╭──
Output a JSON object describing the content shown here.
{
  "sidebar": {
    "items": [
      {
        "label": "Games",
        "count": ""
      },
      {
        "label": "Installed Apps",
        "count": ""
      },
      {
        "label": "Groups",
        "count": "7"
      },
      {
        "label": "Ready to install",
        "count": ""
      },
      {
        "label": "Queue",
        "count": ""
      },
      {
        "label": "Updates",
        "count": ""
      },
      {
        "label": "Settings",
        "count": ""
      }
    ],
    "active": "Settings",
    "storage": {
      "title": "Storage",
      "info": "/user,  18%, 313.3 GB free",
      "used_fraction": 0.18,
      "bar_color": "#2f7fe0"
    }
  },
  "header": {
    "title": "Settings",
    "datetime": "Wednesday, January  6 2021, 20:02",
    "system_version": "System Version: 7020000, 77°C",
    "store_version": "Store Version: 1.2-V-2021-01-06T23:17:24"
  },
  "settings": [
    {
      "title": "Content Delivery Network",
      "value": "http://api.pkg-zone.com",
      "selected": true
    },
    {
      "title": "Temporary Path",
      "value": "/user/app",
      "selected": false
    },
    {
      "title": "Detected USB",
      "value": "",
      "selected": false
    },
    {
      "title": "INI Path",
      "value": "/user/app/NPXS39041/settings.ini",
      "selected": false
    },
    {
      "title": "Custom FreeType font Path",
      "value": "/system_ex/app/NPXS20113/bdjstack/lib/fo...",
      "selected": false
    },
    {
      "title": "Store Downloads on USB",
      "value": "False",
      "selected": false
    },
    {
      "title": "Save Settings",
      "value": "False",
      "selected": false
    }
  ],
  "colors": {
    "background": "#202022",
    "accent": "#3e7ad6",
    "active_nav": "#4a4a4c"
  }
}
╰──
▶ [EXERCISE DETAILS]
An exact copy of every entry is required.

▶ [OUTPUT OF THE TASK]
Output a JSON object describing the content shown here.
{
  "sidebar": {
    "items": [
      {
        "label": "Games",
        "count": ""
      },
      {
        "label": "Installed Apps",
        "count": ""
      },
      {
        "label": "Groups",
        "count": "7"
      },
      {
        "label": "Ready to install",
        "count": ""
      },
      {
        "label": "Queue",
        "count": ""
      },
      {
        "label": "Updates",
        "count": ""
      },
      {
        "label": "Settings",
        "count": ""
      }
    ],
    "active": "Settings",
    "storage": {
      "title": "Storage",
      "info": "/user,  18%, 313.3 GB free",
      "used_fraction": 0.18,
      "bar_color": "#2f7fe0"
    }
  },
  "header": {
    "title": "Settings",
    "datetime": "Wednesday, January  6 2021, 20:02",
    "system_version": "System Version: 7020000, 77°C",
    "store_version": "Store Version: 1.2-V-2021-01-06T23:17:24"
  },
  "settings": [
    {
      "title": "Content Delivery Network",
      "value": "http://api.pkg-zone.com",
      "selected": true
    },
    {
      "title": "Temporary Path",
      "value": "/user/app",
      "selected": false
    },
    {
      "title": "Detected USB",
      "value": "",
      "selected": false
    },
    {
      "title": "INI Path",
      "value": "/user/app/NPXS39041/settings.ini",
      "selected": false
    },
    {
      "title": "Custom FreeType font Path",
      "value": "/system_ex/app/NPXS20113/bdjstack/lib/fo...",
      "selected": false
    },
    {
      "title": "Store Downloads on USB",
      "value": "False",
      "selected": false
    },
    {
      "title": "Save Settings",
      "value": "False",
      "selected": false
    }
  ],
  "colors": {
    "background": "#202022",
    "accent": "#3e7ad6",
    "active_nav": "#4a4a4c"
  }
}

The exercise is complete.